One of the most frustrating things about web searches for local results is the plethora of local directories. They are everywhere. From online yellow page directories to a whole mess of 3rd party listings, if a local contractor or shop hasn’t done any type of organizing on their website, you are left to sort through a mess of listings on oddly arranged websites.
I hate 3rd party directories. I always have. The directory is only as good as the people who use it (for reviews) or update (through aggregators). It’s a pile of information that they hope to sell, resell and sell again in the form of advertising on the site, or worse, placement.
Here are several ways how it works:
3rd party directory contacts a local business and tries to convince them to be listed in their directory by:
a. Telling them how many visitors they get in a vague timeline
b. Showing them their competition in the directory
c. Showing features of how to use their site
d. .. and then show them how they get priority listing in the directory by how much they pay either through a package or points or frequent
flier miles or … scout badges…
The model is to try to have have the most people listed and update along with traffic to actually get people to the site, whether it’s human or not. Simply alphabetizing the companies isn’t good enough so putting and advertising model in for Zigfried Zandale’s A/C Repair has a chance.
There’s a main problem with online directories. It’s the same reason you come home and you find a stack of phonebooks at your door. I once left an increasing stack of phone books on my porch to prove a point. It was lost on the delivery guys. Information of businesses is widely available and it can be sorted in many different ways, but it’s still the same information.
Luckily, one of my clients changed addresses last year and I was able to see which one actually noticed – Google.

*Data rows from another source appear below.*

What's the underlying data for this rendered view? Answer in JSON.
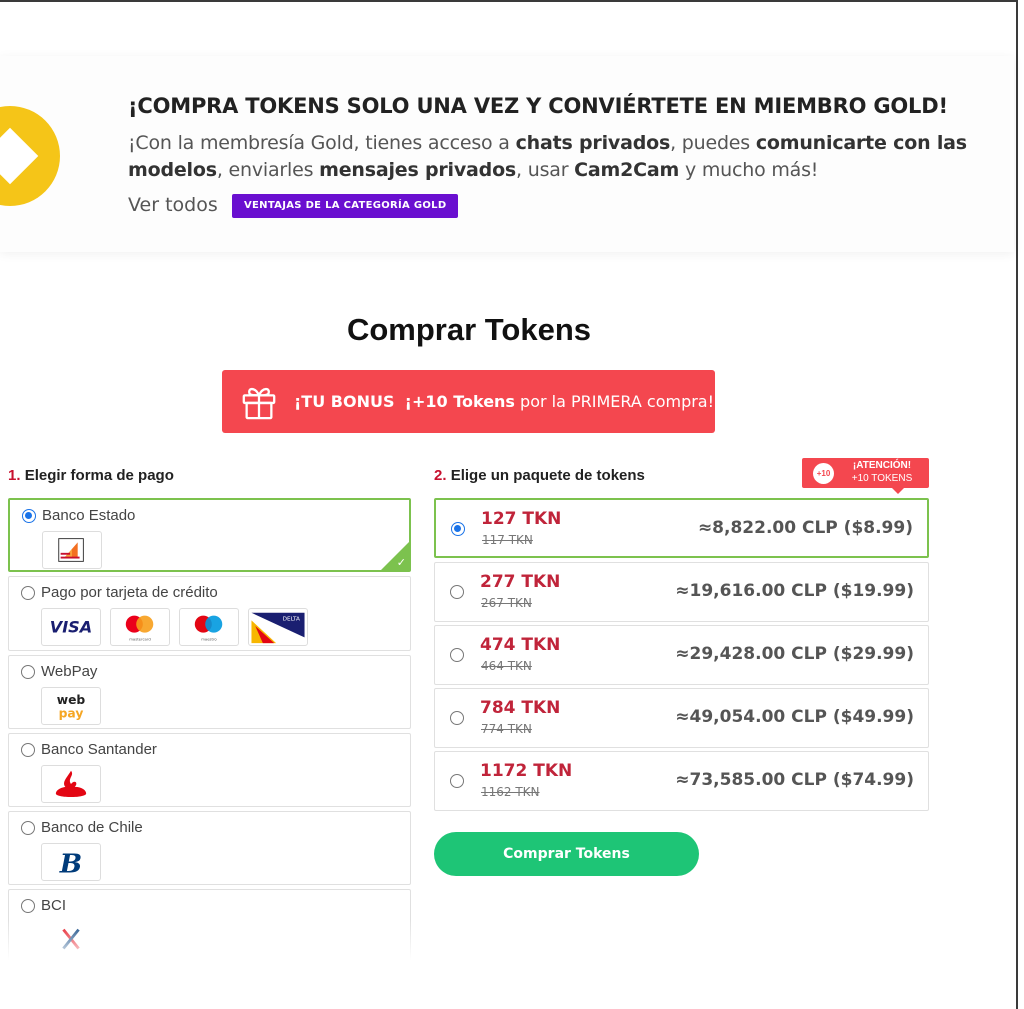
{
  "gold": {
    "title": "¡COMPRA TOKENS SOLO UNA VEZ Y CONVIÉRTETE EN MIEMBRO GOLD!",
    "text_parts": [
      "¡Con la membresía Gold, tienes acceso a ",
      "chats privados",
      ", puedes ",
      "comunicarte con las modelos",
      ", enviarles ",
      "mensajes privados",
      ", usar ",
      "Cam2Cam",
      " y mucho más!"
    ],
    "see_all": "Ver todos",
    "button": "VENTAJAS DE LA CATEGORÍA GOLD",
    "accent": "#f5c518"
  },
  "page_title": "Comprar Tokens",
  "bonus": {
    "lead": "¡TU BONUS",
    "amount": "¡+10 Tokens",
    "rest": "por la PRIMERA compra!",
    "icon": "gift-icon",
    "color": "#f4474f"
  },
  "payment": {
    "section_num": "1.",
    "section_title": "Elegir forma de pago",
    "methods": [
      {
        "label": "Banco Estado",
        "selected": true
      },
      {
        "label": "Pago por tarjeta de crédito",
        "selected": false,
        "logos": [
          "VISA",
          "mastercard",
          "maestro",
          "DELTA"
        ]
      },
      {
        "label": "WebPay",
        "selected": false,
        "logo_text": [
          "web",
          "pay"
        ]
      },
      {
        "label": "Banco Santander",
        "selected": false
      },
      {
        "label": "Banco de Chile",
        "selected": false
      },
      {
        "label": "BCI",
        "selected": false
      }
    ]
  },
  "packages": {
    "section_num": "2.",
    "section_title": "Elige un paquete de tokens",
    "attention": {
      "badge": "+10",
      "line1": "¡ATENCIÓN!",
      "line2": "+10 TOKENS"
    },
    "items": [
      {
        "tokens": "127 TKN",
        "old": "117 TKN",
        "price": "≈8,822.00 CLP ($8.99)",
        "selected": true
      },
      {
        "tokens": "277 TKN",
        "old": "267 TKN",
        "price": "≈19,616.00 CLP ($19.99)",
        "selected": false
      },
      {
        "tokens": "474 TKN",
        "old": "464 TKN",
        "price": "≈29,428.00 CLP ($29.99)",
        "selected": false
      },
      {
        "tokens": "784 TKN",
        "old": "774 TKN",
        "price": "≈49,054.00 CLP ($49.99)",
        "selected": false
      },
      {
        "tokens": "1172 TKN",
        "old": "1162 TKN",
        "price": "≈73,585.00 CLP ($74.99)",
        "selected": false
      }
    ]
  },
  "buy_button": "Comprar Tokens",
  "colors": {
    "selected_border": "#7cc24e",
    "token_red": "#c0243a",
    "buy_green": "#1ec576",
    "gold_purple": "#6a0fd0"
  }
}
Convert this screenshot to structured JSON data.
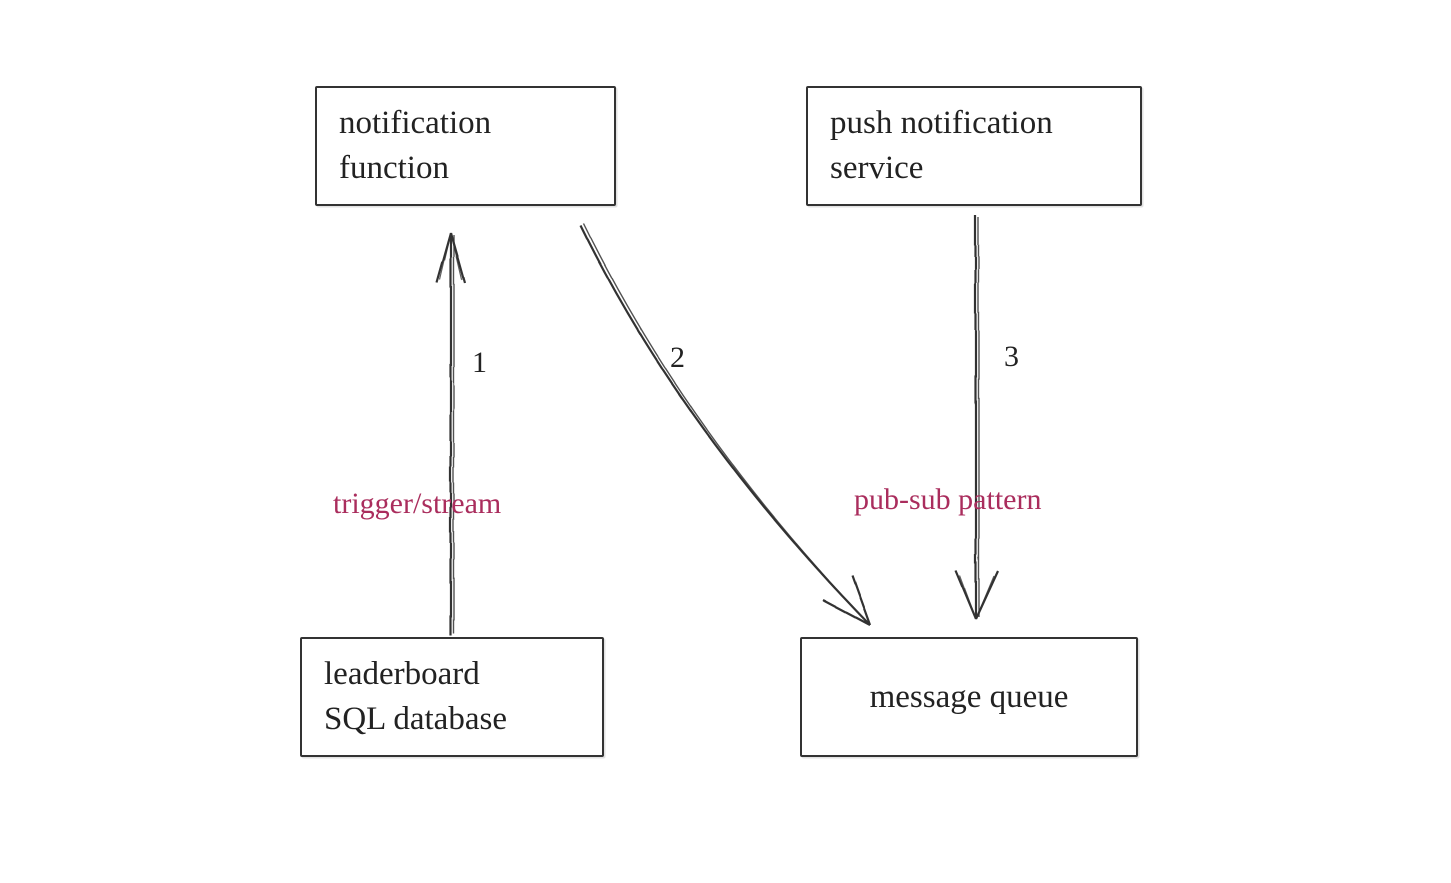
{
  "nodes": {
    "notification_function": {
      "line1": "notification",
      "line2": "function"
    },
    "push_service": {
      "line1": "push notification",
      "line2": "service"
    },
    "leaderboard_db": {
      "line1": "leaderboard",
      "line2": "SQL database"
    },
    "message_queue": {
      "line1": "message queue"
    }
  },
  "edges": {
    "e1": {
      "label": "1"
    },
    "e2": {
      "label": "2"
    },
    "e3": {
      "label": "3"
    }
  },
  "annotations": {
    "trigger_stream": "trigger/stream",
    "pubsub": "pub-sub pattern"
  },
  "colors": {
    "stroke": "#333333",
    "accent": "#aa2d5d"
  }
}
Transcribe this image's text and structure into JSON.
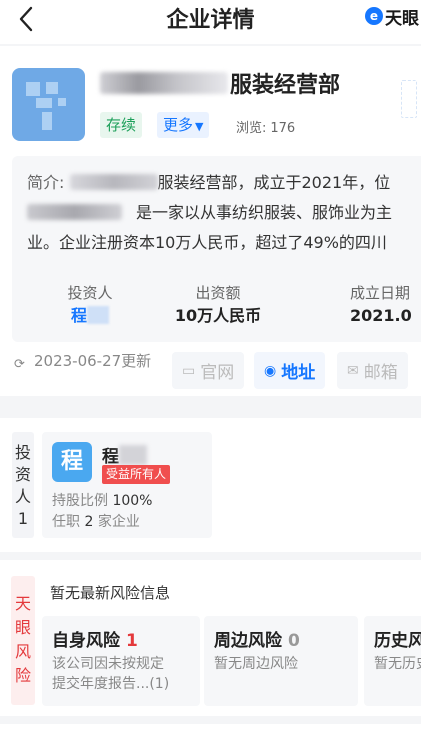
{
  "header": {
    "title": "企业详情",
    "brand": "天眼",
    "brand_icon": "tianyan-logo-icon"
  },
  "company": {
    "name_suffix": "服装经营部",
    "status": "存续",
    "more": "更多",
    "views_label": "浏览:",
    "views_count": "176",
    "intro_label": "简介:",
    "intro_1": "服装经营部，成立于2021年，位",
    "intro_2": "是一家以从事纺织服装、服饰业为主",
    "intro_3": "业。企业注册资本10万人民币，超过了49%的四川"
  },
  "stats": [
    {
      "label": "投资人",
      "value": "程"
    },
    {
      "label": "出资额",
      "value": "10万人民币"
    },
    {
      "label": "成立日期",
      "value": "2021.0"
    }
  ],
  "update": {
    "time": "2023-06-27更新"
  },
  "links": {
    "website": "官网",
    "address": "地址",
    "email": "邮箱"
  },
  "investors": {
    "section_label": "投资人",
    "count": "1",
    "avatar_char": "程",
    "name": "程",
    "tag": "受益所有人",
    "ratio_label": "持股比例",
    "ratio_value": "100%",
    "job_prefix": "任职",
    "job_count": "2",
    "job_suffix": "家企业"
  },
  "risk": {
    "section_label": "天眼风险",
    "head": "暂无最新风险信息",
    "cards": [
      {
        "title": "自身风险",
        "count": "1",
        "desc_1": "该公司因未按规定",
        "desc_2": "提交年度报告...(1)"
      },
      {
        "title": "周边风险",
        "count": "0",
        "desc_1": "暂无周边风险",
        "desc_2": ""
      },
      {
        "title": "历史风险",
        "count": "",
        "desc_1": "暂无历史风险",
        "desc_2": ""
      }
    ]
  },
  "colors": {
    "accent": "#1677ff",
    "status_green": "#1ea05b",
    "risk_red": "#e4393c"
  }
}
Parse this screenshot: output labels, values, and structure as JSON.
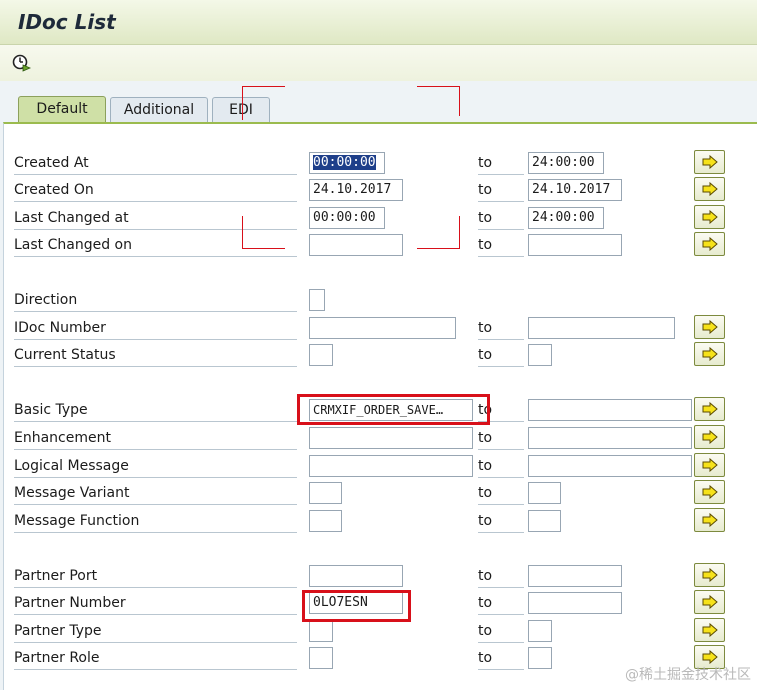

With so many directories, how do we know which one is doing what it can to rank above another directory?
What are they doing to draw users to leave reviews?
Where do those reviews go?
I was approached by a local directory to list with them by buying advertising. They had already gathered reviews through, what I assumed, was a big marketing push for people to leave reviews. There were 8 of them. Now, for this client, that was good enough. The salesman said that some of the reviews were OK, most were good, there were a couple negative ones and that I should check it out. I went to the directory by URL because it wasn’t coming up in my SERPS for my keywords (red flag) and I read the reviews. I wondered if these reviews would be aggregated by google like insiderpages and citysearch does on occasion. They weren’t. Around mid-2009, phone calls from the salesman stopped. Out of curiosity, I looked at the site again. We were still there with reviews, but the negative ones were gone. No updates since 2008.
Take that example and multiply it by “a whole hecka bunch” and you see the problem that 3rd Party Directories pose.
Google Places is making plans to some weeding in the garden.
Read this from an observer who noticed some unique changes happening in different locations. This is a test for now. But this is what it means.
1. Google Places is going to be THE standard of local search importance. A lot of weight will be given to it.
2. Directories are going to be pushed in favor of websites
3. Reviews are more prominent
4. It’s in your face
This is going to cause a lot of 3rd directories to shrivel. Google WILL be the directory. While these aren’t in place yet, it’s coming.
So what do you do?
1. Look at your business listing on Google Places THROUGHLY
If you don’t have every bell and whistle used, figure out a way to now.
2. Look at why you aren’t listed high in Google Places.
Check the companies above you and do it better
3. Work on your customer service.
Your business with customers will be everybody’s business now
4. Encourage reviews from clients and customers who love you.
This is to help when #3 isn’t in place yet.
In my mind, it’s a game changer – and it’s a good one.